> _Excerpts from a dataset_:

============================================================

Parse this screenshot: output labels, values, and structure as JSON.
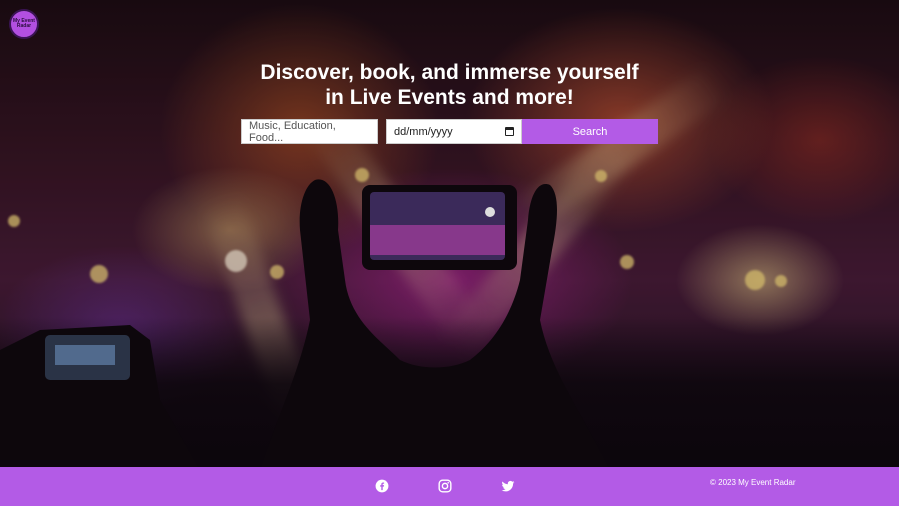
{
  "brand": {
    "logo_text": "My Event Radar"
  },
  "hero": {
    "headline": "Discover, book, and immerse yourself in Live Events and more!"
  },
  "search": {
    "keyword_placeholder": "Music, Education, Food...",
    "date_value": "dd/mm/yyyy",
    "button_label": "Search"
  },
  "footer": {
    "social": [
      "facebook-icon",
      "instagram-icon",
      "twitter-icon"
    ],
    "copyright": "© 2023 My Event Radar"
  },
  "colors": {
    "accent": "#b35be6",
    "logo": "#b24fe0",
    "text_light": "#ffffff"
  }
}
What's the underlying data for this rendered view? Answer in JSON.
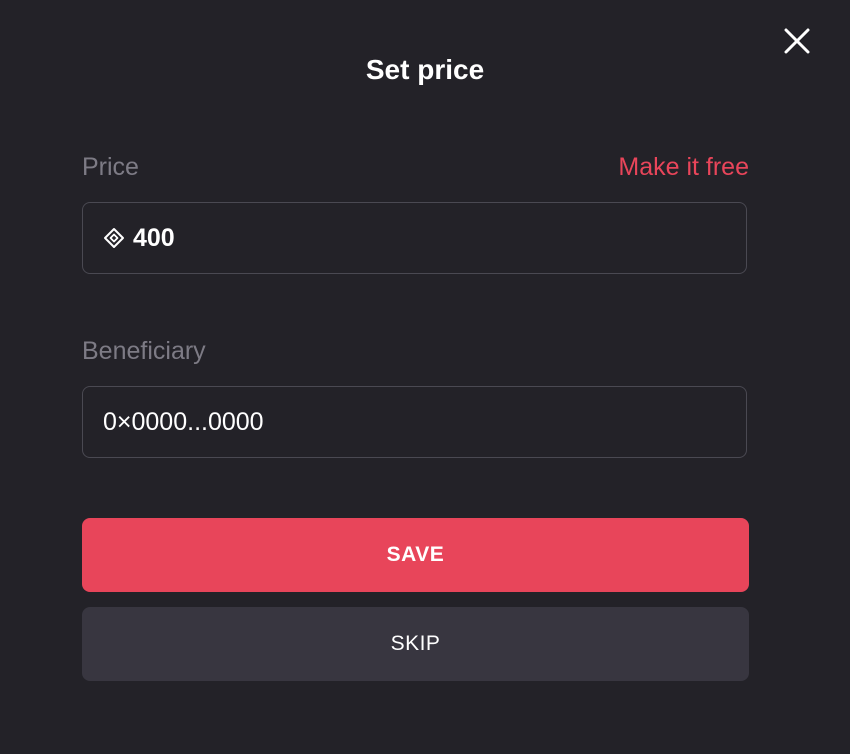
{
  "dialog": {
    "title": "Set price",
    "close_icon": "close-icon"
  },
  "price": {
    "label": "Price",
    "make_free_label": "Make it free",
    "value": "400",
    "currency_icon": "token-diamond-icon"
  },
  "beneficiary": {
    "label": "Beneficiary",
    "value": "0×0000...0000"
  },
  "actions": {
    "save_label": "SAVE",
    "skip_label": "SKIP"
  },
  "colors": {
    "background": "#232228",
    "accent": "#e8455a",
    "secondary_button": "#383640",
    "label": "#7d7b85",
    "input_border": "#4a4952"
  }
}
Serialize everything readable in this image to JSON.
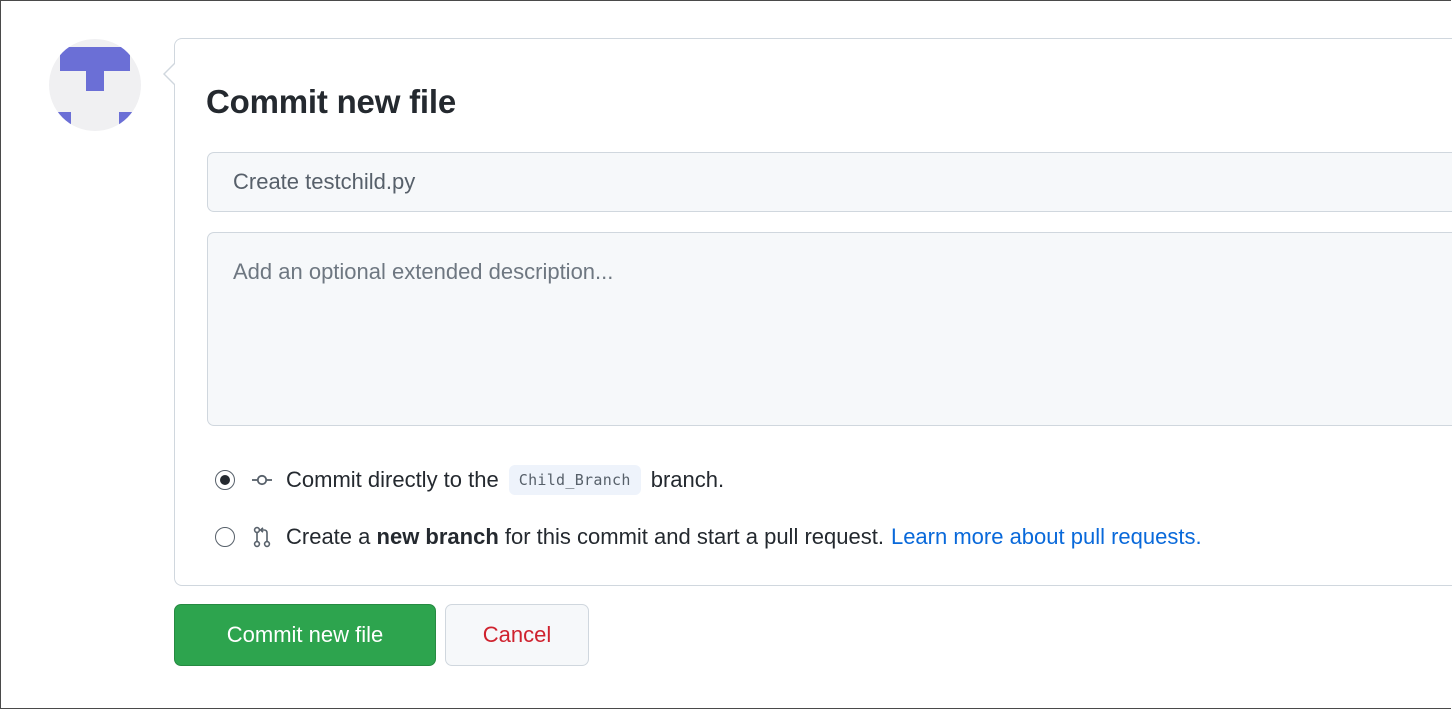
{
  "form": {
    "title": "Commit new file",
    "summary": {
      "placeholder": "Create testchild.py",
      "value": ""
    },
    "description": {
      "placeholder": "Add an optional extended description..."
    },
    "options": [
      {
        "selected": true,
        "icon": "git-commit-icon",
        "text_before": "Commit directly to the",
        "branch": "Child_Branch",
        "text_after": "branch."
      },
      {
        "selected": false,
        "icon": "git-pull-request-icon",
        "text_before": "Create a",
        "bold": "new branch",
        "text_after": "for this commit and start a pull request.",
        "link": "Learn more about pull requests."
      }
    ]
  },
  "buttons": {
    "commit_label": "Commit new file",
    "cancel_label": "Cancel"
  },
  "colors": {
    "primary_button": "#2da44e",
    "cancel_text": "#cf222e",
    "link": "#0969da",
    "avatar": "#6b6fd6"
  }
}
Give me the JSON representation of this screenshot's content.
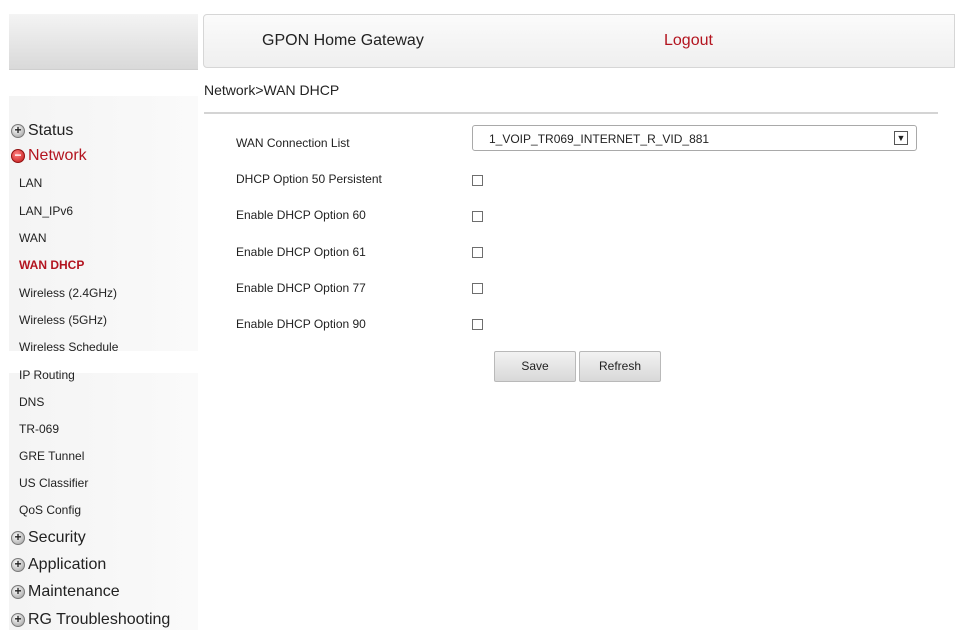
{
  "header": {
    "title": "GPON Home Gateway",
    "logout_label": "Logout"
  },
  "breadcrumb": "Network>WAN DHCP",
  "sidebar": {
    "sections": {
      "status": "Status",
      "network": "Network",
      "security": "Security",
      "application": "Application",
      "maintenance": "Maintenance",
      "troubleshooting": "RG Troubleshooting"
    },
    "network_items": [
      "LAN",
      "LAN_IPv6",
      "WAN",
      "WAN DHCP",
      "Wireless (2.4GHz)",
      "Wireless (5GHz)",
      "Wireless Schedule",
      "IP Routing",
      "DNS",
      "TR-069",
      "GRE Tunnel",
      "US Classifier",
      "QoS Config"
    ],
    "active_item": "WAN DHCP"
  },
  "form": {
    "wan_connection_label": "WAN Connection List",
    "wan_connection_value": "1_VOIP_TR069_INTERNET_R_VID_881",
    "options": [
      {
        "label": "DHCP Option 50 Persistent",
        "checked": false
      },
      {
        "label": "Enable DHCP Option 60",
        "checked": false
      },
      {
        "label": "Enable DHCP Option 61",
        "checked": false
      },
      {
        "label": "Enable DHCP Option 77",
        "checked": false
      },
      {
        "label": "Enable DHCP Option 90",
        "checked": false
      }
    ],
    "save_label": "Save",
    "refresh_label": "Refresh"
  },
  "colors": {
    "accent": "#b3141f"
  }
}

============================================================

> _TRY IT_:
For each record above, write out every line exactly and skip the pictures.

> _ANSWER TO THE EXERCISE_:
Parse this screenshot: output labels, values, and structure as JSON.
{
  "brand": {
    "logo_text": "My Event Radar"
  },
  "hero": {
    "headline": "Discover, book, and immerse yourself in Live Events and more!"
  },
  "search": {
    "keyword_placeholder": "Music, Education, Food...",
    "date_value": "dd/mm/yyyy",
    "button_label": "Search"
  },
  "footer": {
    "social": [
      "facebook-icon",
      "instagram-icon",
      "twitter-icon"
    ],
    "copyright": "© 2023 My Event Radar"
  },
  "colors": {
    "accent": "#b35be6",
    "logo": "#b24fe0",
    "text_light": "#ffffff"
  }
}
What's the underlying data for this rendered view? Answer in JSON.
{
  "dialog": {
    "title": "Set price",
    "close_icon": "close-icon"
  },
  "price": {
    "label": "Price",
    "make_free_label": "Make it free",
    "value": "400",
    "currency_icon": "token-diamond-icon"
  },
  "beneficiary": {
    "label": "Beneficiary",
    "value": "0×0000...0000"
  },
  "actions": {
    "save_label": "SAVE",
    "skip_label": "SKIP"
  },
  "colors": {
    "background": "#232228",
    "accent": "#e8455a",
    "secondary_button": "#383640",
    "label": "#7d7b85",
    "input_border": "#4a4952"
  }
}
Serialize everything readable in this image to JSON.
{
  "form": {
    "title": "Commit new file",
    "summary": {
      "placeholder": "Create testchild.py",
      "value": ""
    },
    "description": {
      "placeholder": "Add an optional extended description..."
    },
    "options": [
      {
        "selected": true,
        "icon": "git-commit-icon",
        "text_before": "Commit directly to the",
        "branch": "Child_Branch",
        "text_after": "branch."
      },
      {
        "selected": false,
        "icon": "git-pull-request-icon",
        "text_before": "Create a",
        "bold": "new branch",
        "text_after": "for this commit and start a pull request.",
        "link": "Learn more about pull requests."
      }
    ]
  },
  "buttons": {
    "commit_label": "Commit new file",
    "cancel_label": "Cancel"
  },
  "colors": {
    "primary_button": "#2da44e",
    "cancel_text": "#cf222e",
    "link": "#0969da",
    "avatar": "#6b6fd6"
  }
}
Give me the JSON representation of this screenshot's content.
{
  "header": {
    "title": "GPON Home Gateway",
    "logout_label": "Logout"
  },
  "breadcrumb": "Network>WAN DHCP",
  "sidebar": {
    "sections": {
      "status": "Status",
      "network": "Network",
      "security": "Security",
      "application": "Application",
      "maintenance": "Maintenance",
      "troubleshooting": "RG Troubleshooting"
    },
    "network_items": [
      "LAN",
      "LAN_IPv6",
      "WAN",
      "WAN DHCP",
      "Wireless (2.4GHz)",
      "Wireless (5GHz)",
      "Wireless Schedule",
      "IP Routing",
      "DNS",
      "TR-069",
      "GRE Tunnel",
      "US Classifier",
      "QoS Config"
    ],
    "active_item": "WAN DHCP"
  },
  "form": {
    "wan_connection_label": "WAN Connection List",
    "wan_connection_value": "1_VOIP_TR069_INTERNET_R_VID_881",
    "options": [
      {
        "label": "DHCP Option 50 Persistent",
        "checked": false
      },
      {
        "label": "Enable DHCP Option 60",
        "checked": false
      },
      {
        "label": "Enable DHCP Option 61",
        "checked": false
      },
      {
        "label": "Enable DHCP Option 77",
        "checked": false
      },
      {
        "label": "Enable DHCP Option 90",
        "checked": false
      }
    ],
    "save_label": "Save",
    "refresh_label": "Refresh"
  },
  "colors": {
    "accent": "#b3141f"
  }
}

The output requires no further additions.